Labour Brendan Howlin has played down a potentially damaging rift in the party after he became the new leader unopposed.
Former environment minister Alan Kelly, who made no secret of his own ambitions, snubbed his colleague’s unveiling and later warned he had wanted an open contest.
He also claimed Labour members backed the idea of a free vote.
Mr Kelly congratulated Mr Howlin but said: ” Over the past week I sought to ensure that the leadership of the party would be chosen by the members, by way of a contest and a democratic election.
“I further thought that a shortened contest would allow for re-engagement with our members and ensure a contest based on vision and ideas for the future direction of the party, where the best candidate would emerge with a clear mandate.
“The rest of the parliamentary party took a different view to what I believe is the members’ wish and entitlement. I want to thank the huge volume of members who have confirmed that view to me.”
But Mr Howlin, former minister for public expenditure in the coalition with Fine Gael, insisted there would be no fallout between him and his only rival.
“Absolutely, no trouble at all,” he said.
“Alan Kelly’s heart is in the Labour Party and his place is at the heart of the Labour Party.
“I have no doubt in my mind, knowing the man, his capacity, his ability and his integrity, as I do, he will be an intrinsic part of the Labour Party into the future.”
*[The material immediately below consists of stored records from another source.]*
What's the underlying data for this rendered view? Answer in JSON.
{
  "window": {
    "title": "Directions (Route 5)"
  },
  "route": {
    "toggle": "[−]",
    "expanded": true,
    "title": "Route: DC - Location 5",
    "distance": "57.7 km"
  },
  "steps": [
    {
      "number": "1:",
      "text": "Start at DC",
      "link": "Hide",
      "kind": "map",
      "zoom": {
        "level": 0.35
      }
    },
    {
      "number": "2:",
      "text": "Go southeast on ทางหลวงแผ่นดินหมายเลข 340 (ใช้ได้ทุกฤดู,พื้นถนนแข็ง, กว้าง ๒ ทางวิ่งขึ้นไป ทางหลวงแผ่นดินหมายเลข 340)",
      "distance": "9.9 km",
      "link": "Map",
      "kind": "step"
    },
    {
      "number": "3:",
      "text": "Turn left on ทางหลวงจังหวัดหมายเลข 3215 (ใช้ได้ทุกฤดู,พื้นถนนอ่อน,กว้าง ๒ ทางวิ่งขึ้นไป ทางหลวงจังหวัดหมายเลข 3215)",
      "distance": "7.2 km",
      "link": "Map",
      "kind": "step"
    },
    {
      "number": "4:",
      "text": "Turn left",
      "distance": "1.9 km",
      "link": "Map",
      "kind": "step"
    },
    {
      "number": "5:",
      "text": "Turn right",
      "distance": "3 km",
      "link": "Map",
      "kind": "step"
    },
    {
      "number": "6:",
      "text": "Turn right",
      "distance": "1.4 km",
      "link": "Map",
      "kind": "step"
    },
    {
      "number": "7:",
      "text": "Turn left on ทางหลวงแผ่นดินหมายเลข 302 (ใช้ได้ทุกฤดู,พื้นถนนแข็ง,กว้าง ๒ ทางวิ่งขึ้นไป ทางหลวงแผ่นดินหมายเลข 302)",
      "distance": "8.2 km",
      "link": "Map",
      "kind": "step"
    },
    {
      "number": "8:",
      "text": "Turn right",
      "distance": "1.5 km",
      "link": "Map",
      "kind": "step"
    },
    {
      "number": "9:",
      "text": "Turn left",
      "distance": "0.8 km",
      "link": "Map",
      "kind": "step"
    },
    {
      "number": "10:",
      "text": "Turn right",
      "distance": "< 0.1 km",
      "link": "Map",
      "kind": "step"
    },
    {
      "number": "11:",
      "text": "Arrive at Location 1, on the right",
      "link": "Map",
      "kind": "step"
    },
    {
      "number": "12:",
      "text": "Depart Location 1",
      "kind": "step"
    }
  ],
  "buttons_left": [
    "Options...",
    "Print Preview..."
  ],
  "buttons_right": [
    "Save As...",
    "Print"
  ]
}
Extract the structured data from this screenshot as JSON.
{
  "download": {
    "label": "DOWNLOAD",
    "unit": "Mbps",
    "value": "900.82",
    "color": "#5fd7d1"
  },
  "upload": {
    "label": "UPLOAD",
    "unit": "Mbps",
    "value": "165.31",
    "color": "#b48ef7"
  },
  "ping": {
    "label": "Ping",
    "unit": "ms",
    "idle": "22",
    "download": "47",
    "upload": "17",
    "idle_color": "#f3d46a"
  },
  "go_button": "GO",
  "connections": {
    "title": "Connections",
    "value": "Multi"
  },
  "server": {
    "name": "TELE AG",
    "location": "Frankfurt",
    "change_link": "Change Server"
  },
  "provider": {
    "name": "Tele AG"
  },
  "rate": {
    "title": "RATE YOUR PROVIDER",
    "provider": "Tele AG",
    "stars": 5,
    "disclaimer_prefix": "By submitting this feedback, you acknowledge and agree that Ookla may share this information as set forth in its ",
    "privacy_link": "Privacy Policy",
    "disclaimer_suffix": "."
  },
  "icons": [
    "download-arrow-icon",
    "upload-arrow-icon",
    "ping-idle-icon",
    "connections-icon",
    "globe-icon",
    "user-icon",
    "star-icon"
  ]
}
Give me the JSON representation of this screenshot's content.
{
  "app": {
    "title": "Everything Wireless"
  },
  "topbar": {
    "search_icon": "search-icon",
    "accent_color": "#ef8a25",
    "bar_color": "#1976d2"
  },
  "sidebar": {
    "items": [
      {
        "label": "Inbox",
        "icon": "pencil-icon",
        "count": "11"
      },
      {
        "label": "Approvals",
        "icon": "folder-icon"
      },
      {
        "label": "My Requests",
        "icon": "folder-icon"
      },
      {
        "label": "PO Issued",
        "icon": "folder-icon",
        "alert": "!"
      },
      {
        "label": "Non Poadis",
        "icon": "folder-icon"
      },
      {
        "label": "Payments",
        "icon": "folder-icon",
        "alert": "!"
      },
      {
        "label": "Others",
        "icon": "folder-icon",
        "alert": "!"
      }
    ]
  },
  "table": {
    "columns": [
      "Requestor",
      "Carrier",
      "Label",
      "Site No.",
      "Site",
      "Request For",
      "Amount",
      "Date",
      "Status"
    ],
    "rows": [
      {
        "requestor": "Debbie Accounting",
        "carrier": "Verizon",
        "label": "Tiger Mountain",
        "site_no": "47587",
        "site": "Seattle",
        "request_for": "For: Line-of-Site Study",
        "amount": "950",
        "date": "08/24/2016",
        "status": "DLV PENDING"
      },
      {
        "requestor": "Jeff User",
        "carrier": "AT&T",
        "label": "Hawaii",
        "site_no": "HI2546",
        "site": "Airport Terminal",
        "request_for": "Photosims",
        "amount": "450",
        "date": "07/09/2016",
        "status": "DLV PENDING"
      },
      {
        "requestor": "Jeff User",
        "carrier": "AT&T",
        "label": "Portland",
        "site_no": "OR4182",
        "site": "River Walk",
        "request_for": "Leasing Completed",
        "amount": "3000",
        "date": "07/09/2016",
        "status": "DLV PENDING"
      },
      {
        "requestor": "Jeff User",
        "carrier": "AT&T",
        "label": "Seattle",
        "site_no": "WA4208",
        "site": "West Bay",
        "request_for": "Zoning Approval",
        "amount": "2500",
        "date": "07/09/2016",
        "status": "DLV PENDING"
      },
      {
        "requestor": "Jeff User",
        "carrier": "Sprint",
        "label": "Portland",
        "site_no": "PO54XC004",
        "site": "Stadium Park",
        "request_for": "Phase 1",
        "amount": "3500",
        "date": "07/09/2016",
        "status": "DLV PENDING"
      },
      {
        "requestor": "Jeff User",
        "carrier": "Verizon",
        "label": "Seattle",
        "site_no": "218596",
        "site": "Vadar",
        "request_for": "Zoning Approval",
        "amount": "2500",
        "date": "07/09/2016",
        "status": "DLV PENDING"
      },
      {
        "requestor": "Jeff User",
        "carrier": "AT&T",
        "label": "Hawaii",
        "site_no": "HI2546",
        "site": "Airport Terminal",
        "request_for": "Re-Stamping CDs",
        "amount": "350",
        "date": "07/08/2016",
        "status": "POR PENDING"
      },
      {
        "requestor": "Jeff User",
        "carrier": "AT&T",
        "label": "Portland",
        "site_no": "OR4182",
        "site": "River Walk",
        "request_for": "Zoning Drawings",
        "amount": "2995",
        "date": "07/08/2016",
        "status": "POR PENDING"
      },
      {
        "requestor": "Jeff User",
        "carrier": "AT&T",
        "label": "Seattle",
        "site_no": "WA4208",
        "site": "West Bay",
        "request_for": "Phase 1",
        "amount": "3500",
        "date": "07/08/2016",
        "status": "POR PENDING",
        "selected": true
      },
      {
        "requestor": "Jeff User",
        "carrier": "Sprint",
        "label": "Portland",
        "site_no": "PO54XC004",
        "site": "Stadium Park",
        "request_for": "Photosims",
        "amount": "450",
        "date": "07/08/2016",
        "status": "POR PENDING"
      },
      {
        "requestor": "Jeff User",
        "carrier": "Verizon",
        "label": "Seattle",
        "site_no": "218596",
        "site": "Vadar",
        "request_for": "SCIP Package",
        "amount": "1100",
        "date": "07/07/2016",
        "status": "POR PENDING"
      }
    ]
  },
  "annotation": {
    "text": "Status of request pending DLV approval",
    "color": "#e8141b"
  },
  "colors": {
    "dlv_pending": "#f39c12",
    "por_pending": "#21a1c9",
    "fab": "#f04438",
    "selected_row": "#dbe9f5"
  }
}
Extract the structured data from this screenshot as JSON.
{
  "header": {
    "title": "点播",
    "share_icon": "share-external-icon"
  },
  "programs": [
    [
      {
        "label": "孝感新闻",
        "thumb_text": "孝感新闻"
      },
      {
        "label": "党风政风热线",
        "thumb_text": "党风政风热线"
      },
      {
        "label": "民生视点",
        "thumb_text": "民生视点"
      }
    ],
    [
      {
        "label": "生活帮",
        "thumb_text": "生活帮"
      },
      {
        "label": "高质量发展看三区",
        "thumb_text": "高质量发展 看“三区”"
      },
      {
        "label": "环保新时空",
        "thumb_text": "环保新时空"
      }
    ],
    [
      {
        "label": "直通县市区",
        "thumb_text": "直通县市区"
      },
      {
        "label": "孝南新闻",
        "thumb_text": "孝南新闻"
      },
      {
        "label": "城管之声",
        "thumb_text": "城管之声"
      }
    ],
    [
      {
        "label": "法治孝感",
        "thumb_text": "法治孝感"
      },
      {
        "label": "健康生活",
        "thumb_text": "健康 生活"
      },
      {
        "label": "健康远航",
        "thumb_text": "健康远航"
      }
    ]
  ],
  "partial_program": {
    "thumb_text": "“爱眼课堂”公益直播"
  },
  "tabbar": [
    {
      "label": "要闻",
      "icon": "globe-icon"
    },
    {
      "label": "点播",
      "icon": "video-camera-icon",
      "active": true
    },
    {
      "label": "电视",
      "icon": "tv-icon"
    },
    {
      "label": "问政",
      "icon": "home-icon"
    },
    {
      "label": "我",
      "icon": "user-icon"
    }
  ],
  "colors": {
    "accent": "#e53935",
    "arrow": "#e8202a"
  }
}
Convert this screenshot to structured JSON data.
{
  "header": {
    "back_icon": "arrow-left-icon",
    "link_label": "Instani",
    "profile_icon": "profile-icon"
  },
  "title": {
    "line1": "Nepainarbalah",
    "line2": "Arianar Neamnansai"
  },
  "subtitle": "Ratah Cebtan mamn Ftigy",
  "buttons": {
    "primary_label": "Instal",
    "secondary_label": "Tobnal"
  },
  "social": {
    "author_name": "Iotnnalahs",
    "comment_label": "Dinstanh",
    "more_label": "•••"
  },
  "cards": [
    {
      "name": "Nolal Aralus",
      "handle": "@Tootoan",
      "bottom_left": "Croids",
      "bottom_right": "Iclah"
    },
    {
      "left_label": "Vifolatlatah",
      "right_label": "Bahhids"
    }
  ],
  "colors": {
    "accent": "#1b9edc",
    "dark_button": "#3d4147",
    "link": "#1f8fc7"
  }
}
Mr Howlin told RTE’s News At One that he had spoken to Mr Kelly for hours on the leadership question but that his victory had been finalised under party rules “appropriately and properly”.
He also appealed for him not to be an enemy.
Mr Kelly failed to force a vote among Labour members after he could not muster up the support from just one of the four TDs who had the power to second his nomination.
Mr Howlin denied a campaign had been run to get him into the leader’s seat unopposed.
A TD for Wexford since 1987, he previously ran unsuccessfully for the leadership and also served as Leas Ceann Comhairle in the Dail during his career.
Mr Howlin’s biggest job will be trying to win back support for a party decimated in the February election when it lost 30 of its 37 seats.
He began that by launching a sterling defence of the party’s decision to go into government in 2011.
“It’s hard to show that you stand for Labour’s values when you have to go into government to rescue the country from the vandalism inflicted upon it by those who do not share our values,” he said.
“Cleaning up the mess left by others may not have proven electorally popular, but it had to be done. It had to be done to ensure this country’s future. Now, Labour and Ireland are in a strong position to grow.”
Mr Howlin said he was immensely proud and deeply humbled to be Labour’s 12th leader.
The new leader also issued a direct appeal to politicians and supporters who have left the party in recent years or found themselves on the fringes to come back.